Items from an interface collection:
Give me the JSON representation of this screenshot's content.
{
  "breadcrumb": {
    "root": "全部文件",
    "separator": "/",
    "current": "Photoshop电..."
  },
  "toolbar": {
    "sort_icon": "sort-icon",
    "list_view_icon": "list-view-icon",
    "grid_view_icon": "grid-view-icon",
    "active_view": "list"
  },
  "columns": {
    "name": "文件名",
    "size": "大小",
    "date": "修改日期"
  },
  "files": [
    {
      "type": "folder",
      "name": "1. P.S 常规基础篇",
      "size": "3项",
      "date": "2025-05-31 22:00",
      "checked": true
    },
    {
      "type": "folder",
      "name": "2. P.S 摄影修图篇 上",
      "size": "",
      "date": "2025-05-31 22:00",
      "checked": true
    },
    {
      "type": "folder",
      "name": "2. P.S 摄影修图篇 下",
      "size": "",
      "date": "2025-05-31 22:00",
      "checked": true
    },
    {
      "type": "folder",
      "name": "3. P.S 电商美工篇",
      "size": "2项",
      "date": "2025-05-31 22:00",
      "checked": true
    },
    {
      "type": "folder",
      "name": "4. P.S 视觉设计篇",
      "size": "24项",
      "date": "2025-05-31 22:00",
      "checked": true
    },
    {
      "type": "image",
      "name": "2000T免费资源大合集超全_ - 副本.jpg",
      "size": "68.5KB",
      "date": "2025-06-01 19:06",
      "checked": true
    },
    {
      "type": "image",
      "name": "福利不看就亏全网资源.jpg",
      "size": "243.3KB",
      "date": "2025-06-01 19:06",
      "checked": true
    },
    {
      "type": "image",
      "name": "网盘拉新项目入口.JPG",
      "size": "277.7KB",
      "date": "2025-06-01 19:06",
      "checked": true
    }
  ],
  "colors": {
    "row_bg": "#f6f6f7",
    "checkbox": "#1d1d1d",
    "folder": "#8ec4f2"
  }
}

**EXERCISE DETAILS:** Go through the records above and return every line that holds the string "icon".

**OUTPUT OF THE EXERCISE:**
    "sort_icon": "sort-icon",
    "list_view_icon": "list-view-icon",
    "grid_view_icon": "grid-view-icon",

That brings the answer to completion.